- **What needs to be done**:
Within the records, say how many lines include the word "only"; the answer should be the number and no more.

^^^^

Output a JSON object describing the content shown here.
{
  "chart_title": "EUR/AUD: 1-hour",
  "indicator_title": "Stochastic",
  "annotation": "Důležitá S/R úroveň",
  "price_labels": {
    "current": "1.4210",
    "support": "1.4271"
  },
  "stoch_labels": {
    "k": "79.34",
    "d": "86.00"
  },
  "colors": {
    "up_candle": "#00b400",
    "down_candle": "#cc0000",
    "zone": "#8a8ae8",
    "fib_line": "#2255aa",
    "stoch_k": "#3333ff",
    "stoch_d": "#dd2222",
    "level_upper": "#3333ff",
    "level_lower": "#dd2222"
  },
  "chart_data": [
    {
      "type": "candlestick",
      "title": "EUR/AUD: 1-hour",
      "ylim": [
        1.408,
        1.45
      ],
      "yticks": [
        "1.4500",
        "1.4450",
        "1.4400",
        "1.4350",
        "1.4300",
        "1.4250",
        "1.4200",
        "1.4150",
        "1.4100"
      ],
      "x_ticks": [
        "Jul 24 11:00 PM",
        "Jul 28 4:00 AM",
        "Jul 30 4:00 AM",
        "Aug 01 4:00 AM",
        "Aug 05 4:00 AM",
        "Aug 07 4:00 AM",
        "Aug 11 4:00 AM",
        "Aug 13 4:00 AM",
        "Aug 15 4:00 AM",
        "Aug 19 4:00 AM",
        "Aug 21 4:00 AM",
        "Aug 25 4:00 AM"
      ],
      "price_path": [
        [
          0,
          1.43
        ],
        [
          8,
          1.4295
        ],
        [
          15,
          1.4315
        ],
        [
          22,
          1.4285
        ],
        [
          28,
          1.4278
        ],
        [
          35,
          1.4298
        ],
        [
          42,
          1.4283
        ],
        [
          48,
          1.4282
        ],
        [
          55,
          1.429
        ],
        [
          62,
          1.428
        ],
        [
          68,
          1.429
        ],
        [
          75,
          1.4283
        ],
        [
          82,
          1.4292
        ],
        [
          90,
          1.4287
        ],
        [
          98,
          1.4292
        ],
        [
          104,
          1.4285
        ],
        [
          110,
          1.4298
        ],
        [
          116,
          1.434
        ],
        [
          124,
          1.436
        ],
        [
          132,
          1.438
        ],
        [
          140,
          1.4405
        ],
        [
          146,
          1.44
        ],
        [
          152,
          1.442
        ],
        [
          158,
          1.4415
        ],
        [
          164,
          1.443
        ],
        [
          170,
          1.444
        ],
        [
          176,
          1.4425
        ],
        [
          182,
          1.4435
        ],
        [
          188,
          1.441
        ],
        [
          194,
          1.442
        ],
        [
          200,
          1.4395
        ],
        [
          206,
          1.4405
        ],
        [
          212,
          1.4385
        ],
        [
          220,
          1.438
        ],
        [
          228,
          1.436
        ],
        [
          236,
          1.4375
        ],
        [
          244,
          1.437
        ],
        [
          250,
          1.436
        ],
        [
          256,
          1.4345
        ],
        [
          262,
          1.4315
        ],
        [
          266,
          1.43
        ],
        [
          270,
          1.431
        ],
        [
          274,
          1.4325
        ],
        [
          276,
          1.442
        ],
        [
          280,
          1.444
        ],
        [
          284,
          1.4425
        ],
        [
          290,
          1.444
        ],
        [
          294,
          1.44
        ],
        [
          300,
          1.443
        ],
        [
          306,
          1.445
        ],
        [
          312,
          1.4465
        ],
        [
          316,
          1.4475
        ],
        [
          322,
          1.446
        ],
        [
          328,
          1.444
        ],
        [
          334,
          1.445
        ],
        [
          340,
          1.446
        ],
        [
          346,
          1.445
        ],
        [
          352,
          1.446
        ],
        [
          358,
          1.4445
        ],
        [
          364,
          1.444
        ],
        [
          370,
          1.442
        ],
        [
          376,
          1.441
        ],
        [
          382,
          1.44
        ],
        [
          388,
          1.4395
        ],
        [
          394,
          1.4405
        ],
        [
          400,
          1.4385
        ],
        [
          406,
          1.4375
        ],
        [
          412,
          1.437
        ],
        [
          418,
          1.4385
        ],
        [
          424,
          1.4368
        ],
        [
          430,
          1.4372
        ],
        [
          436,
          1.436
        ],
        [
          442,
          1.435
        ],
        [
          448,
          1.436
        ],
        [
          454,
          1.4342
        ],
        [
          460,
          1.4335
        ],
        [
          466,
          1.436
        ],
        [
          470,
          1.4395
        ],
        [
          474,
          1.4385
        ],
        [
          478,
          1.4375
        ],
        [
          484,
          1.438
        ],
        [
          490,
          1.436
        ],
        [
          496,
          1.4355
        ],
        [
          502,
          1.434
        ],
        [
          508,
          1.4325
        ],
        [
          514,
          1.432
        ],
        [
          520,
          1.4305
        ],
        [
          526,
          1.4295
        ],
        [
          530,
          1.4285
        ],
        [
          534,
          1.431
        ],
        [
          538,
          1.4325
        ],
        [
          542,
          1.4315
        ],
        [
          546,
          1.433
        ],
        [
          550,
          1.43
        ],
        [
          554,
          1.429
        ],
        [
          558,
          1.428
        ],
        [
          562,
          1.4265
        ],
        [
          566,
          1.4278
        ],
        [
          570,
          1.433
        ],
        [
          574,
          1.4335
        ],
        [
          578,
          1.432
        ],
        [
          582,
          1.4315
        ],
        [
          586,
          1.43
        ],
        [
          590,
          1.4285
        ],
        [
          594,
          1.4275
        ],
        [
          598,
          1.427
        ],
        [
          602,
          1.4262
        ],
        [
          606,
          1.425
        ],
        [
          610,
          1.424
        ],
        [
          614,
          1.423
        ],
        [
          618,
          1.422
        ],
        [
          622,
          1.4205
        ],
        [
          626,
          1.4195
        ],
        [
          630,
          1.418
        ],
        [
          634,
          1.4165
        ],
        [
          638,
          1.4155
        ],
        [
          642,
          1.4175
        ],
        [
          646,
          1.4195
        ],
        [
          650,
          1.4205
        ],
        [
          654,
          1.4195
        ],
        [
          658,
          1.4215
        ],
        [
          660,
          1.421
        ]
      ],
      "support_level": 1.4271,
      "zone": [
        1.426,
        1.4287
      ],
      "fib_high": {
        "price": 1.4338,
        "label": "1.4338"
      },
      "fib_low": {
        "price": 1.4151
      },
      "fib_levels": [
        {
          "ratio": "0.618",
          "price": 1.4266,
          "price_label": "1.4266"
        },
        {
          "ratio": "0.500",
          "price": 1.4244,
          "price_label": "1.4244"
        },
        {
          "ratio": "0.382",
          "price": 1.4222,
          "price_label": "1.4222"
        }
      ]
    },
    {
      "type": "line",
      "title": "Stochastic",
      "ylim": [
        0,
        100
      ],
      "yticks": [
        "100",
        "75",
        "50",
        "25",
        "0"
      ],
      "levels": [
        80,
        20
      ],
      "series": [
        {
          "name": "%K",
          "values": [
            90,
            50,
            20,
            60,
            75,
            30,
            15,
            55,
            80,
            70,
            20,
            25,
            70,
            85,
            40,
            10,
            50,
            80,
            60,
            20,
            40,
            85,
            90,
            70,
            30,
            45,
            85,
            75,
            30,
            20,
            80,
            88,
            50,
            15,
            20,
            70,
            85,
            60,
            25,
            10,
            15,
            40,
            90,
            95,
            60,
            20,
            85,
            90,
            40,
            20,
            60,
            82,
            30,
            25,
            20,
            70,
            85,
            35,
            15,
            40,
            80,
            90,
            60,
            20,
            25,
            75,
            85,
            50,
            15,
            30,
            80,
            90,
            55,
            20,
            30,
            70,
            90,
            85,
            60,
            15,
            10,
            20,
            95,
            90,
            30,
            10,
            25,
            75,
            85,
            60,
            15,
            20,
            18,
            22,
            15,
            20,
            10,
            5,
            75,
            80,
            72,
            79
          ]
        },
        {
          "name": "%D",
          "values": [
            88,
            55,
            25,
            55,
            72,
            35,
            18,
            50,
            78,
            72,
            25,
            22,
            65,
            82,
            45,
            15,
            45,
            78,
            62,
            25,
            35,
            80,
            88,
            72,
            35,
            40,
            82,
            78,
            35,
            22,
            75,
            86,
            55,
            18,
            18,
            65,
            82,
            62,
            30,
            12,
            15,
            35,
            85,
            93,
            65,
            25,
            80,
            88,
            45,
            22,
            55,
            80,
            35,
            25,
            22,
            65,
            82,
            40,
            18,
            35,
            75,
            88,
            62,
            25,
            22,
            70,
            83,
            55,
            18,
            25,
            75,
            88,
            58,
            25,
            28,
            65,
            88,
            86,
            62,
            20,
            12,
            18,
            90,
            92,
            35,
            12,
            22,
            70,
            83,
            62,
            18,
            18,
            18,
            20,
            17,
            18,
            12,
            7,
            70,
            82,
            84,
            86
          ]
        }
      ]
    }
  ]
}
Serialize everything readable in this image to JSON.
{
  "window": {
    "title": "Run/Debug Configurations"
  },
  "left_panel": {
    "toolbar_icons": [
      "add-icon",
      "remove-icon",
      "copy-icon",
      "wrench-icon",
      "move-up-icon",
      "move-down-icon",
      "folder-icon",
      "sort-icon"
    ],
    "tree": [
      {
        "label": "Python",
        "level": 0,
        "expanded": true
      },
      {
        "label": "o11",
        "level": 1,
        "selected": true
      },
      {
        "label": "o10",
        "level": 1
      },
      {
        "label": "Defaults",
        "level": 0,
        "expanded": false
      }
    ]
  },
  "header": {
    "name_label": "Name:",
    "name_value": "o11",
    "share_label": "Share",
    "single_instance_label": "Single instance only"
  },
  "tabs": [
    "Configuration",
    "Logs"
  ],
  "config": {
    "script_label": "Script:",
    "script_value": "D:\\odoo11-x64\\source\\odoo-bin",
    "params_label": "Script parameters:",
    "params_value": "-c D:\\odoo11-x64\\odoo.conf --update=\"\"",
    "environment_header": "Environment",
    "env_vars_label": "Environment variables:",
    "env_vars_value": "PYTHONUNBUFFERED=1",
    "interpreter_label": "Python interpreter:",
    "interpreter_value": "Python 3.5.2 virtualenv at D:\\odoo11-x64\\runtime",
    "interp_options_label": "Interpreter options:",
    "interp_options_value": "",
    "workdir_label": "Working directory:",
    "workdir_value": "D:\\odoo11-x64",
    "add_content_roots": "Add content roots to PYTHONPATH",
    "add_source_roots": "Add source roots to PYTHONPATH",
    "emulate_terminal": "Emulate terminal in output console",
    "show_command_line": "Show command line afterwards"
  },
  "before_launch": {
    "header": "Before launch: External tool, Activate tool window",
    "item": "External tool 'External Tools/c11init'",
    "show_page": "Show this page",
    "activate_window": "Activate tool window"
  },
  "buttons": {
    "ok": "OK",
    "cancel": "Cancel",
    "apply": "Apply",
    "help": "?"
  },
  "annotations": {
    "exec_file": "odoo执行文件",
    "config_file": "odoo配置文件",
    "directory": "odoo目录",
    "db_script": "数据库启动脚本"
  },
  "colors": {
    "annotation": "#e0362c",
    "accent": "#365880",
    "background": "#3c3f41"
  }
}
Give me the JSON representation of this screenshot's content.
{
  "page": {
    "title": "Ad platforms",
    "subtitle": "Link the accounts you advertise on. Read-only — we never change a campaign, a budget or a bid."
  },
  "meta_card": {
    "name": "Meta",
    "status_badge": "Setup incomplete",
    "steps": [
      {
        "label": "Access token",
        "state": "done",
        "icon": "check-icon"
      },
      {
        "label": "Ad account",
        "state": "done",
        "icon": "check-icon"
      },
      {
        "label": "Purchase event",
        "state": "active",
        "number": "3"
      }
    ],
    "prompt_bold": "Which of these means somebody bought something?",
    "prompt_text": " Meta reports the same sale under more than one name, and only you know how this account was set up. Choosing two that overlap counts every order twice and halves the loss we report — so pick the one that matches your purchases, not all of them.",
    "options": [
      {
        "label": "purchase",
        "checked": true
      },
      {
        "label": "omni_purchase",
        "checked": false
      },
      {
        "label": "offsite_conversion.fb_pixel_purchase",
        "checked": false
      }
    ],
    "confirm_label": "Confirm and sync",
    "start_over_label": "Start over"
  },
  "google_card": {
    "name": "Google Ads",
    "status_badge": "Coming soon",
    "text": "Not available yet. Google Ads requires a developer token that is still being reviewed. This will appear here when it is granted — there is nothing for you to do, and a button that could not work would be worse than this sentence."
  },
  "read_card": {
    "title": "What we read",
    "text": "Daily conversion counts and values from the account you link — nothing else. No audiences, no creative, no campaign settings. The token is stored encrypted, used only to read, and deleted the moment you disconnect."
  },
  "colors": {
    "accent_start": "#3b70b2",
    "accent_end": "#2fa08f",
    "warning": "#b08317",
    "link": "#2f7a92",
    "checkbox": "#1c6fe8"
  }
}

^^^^

- **Task output**:
4